▶ _Data supplied_:
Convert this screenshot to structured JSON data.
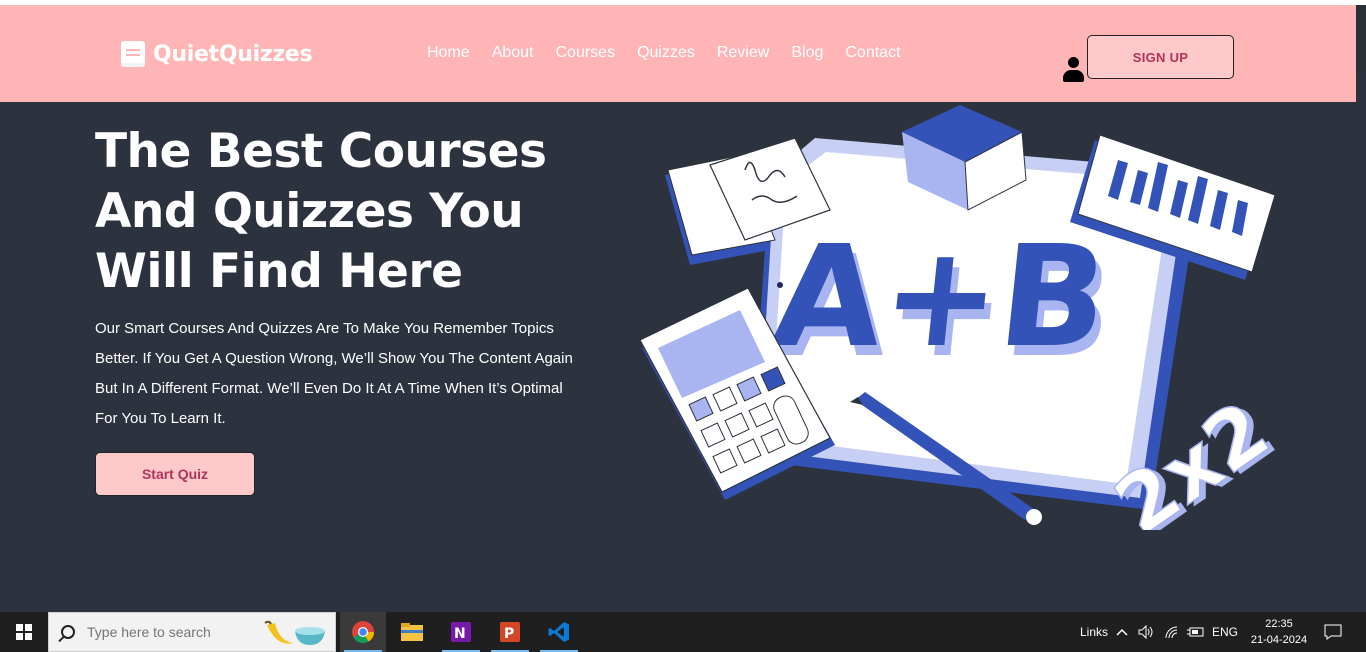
{
  "brand": {
    "name": "QuietQuizzes",
    "icon": "book-icon"
  },
  "nav": {
    "items": [
      "Home",
      "About",
      "Courses",
      "Quizzes",
      "Review",
      "Blog",
      "Contact"
    ]
  },
  "header": {
    "signup_label": "SIGN UP",
    "user_icon": "user-icon"
  },
  "hero": {
    "title_lines": [
      "The Best Courses",
      "And Quizzes You",
      "Will Find Here"
    ],
    "description_lines": [
      "Our Smart Courses And Quizzes Are To Make You Remember Topics",
      "Better. If You Get A Question Wrong, We’ll Show You The Content Again",
      "But In A Different Format. We’ll Even Do It At A Time When It’s Optimal",
      "For You To Learn It."
    ],
    "cta_label": "Start Quiz",
    "illustration": {
      "main_text": "A+B",
      "side_text": "2x2"
    }
  },
  "taskbar": {
    "search_placeholder": "Type here to search",
    "apps": [
      "chrome-icon",
      "file-explorer-icon",
      "onenote-icon",
      "powerpoint-icon",
      "vscode-icon"
    ],
    "tray": {
      "links_label": "Links",
      "language": "ENG",
      "time": "22:35",
      "date": "21-04-2024"
    }
  },
  "colors": {
    "header_bg": "#ffb5b5",
    "hero_bg": "#2d333e",
    "button_bg": "#ffc9c9",
    "button_text": "#b0335b",
    "accent_blue": "#3453b8"
  }
}
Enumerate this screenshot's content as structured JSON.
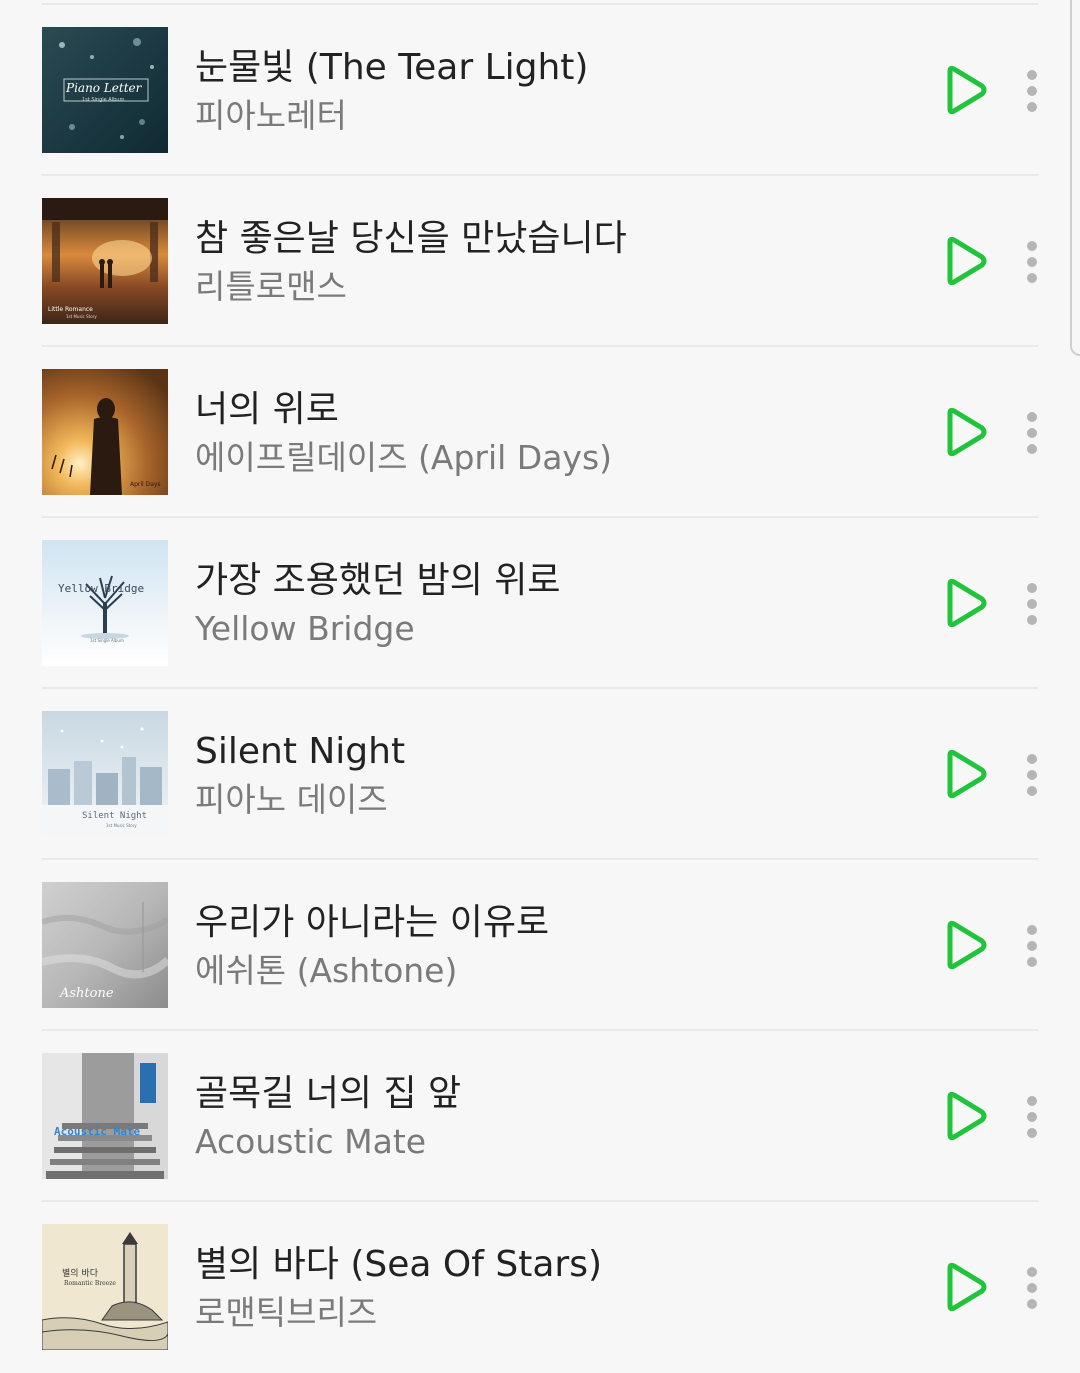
{
  "accent_color": "#1fc43a",
  "songs": [
    {
      "title": "눈물빛 (The Tear Light)",
      "artist": "피아노레터",
      "art_text": "Piano Letter",
      "art_subtext": "1st Single Album"
    },
    {
      "title": "참 좋은날 당신을 만났습니다",
      "artist": "리틀로맨스",
      "art_text": "Little Romance",
      "art_subtext": "1st Music Story"
    },
    {
      "title": "너의 위로",
      "artist": "에이프릴데이즈 (April Days)",
      "art_text": "April Days",
      "art_subtext": ""
    },
    {
      "title": "가장 조용했던 밤의 위로",
      "artist": "Yellow Bridge",
      "art_text": "Yellow Bridge",
      "art_subtext": "1st Single Album"
    },
    {
      "title": "Silent Night",
      "artist": "피아노 데이즈",
      "art_text": "Silent Night",
      "art_subtext": "1st Music Story"
    },
    {
      "title": "우리가 아니라는 이유로",
      "artist": "에쉬톤 (Ashtone)",
      "art_text": "Ashtone",
      "art_subtext": ""
    },
    {
      "title": "골목길 너의 집 앞",
      "artist": "Acoustic Mate",
      "art_text": "Acoustic Mate",
      "art_subtext": ""
    },
    {
      "title": "별의 바다 (Sea Of Stars)",
      "artist": "로맨틱브리즈",
      "art_text": "별의 바다",
      "art_subtext": "Romantic Breeze"
    }
  ],
  "icons": {
    "play": "play-icon",
    "more": "more-vertical-icon"
  }
}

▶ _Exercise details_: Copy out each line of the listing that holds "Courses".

▶ _Response area_:
      "Courses",
      "The Best Courses",
      "Our Smart Courses And Quizzes Are To Make You Remember Topics",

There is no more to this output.